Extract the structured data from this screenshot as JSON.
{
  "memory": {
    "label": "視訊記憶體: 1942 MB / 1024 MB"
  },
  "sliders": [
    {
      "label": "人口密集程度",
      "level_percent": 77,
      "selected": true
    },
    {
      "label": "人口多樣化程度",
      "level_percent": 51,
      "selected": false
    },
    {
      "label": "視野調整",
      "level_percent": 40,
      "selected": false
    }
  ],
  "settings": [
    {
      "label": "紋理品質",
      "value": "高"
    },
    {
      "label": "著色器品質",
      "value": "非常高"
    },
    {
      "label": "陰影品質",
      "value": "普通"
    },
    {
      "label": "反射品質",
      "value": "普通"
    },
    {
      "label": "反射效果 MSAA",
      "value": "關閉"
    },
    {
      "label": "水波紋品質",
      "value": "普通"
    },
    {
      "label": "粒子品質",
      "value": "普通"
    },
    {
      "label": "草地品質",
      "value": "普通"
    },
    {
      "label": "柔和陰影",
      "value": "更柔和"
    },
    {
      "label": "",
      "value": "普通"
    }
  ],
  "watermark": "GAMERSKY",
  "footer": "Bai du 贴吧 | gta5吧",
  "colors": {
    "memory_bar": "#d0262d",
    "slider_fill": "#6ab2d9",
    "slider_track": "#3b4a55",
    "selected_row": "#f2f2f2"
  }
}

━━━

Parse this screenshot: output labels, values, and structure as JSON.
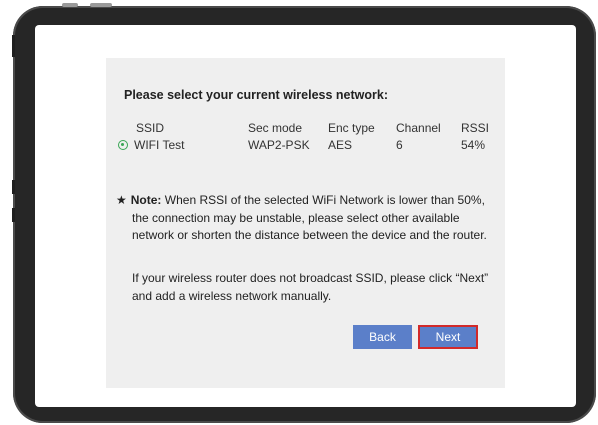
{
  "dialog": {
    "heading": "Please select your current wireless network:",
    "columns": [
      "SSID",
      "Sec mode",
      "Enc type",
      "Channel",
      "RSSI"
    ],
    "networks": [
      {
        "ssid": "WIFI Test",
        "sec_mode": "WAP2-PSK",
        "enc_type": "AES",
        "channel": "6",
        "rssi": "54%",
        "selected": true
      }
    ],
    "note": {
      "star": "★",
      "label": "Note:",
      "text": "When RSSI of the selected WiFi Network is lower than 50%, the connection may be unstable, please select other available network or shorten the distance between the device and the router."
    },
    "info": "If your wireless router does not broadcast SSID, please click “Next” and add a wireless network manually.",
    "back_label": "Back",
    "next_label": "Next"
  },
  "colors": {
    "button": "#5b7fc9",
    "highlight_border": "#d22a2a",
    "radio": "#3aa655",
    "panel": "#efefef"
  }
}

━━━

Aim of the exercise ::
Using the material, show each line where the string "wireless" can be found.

Response area ::
    "heading": "Please select your current wireless network:",
    "info": "If your wireless router does not broadcast SSID, please click “Next” and add a wireless network manually.",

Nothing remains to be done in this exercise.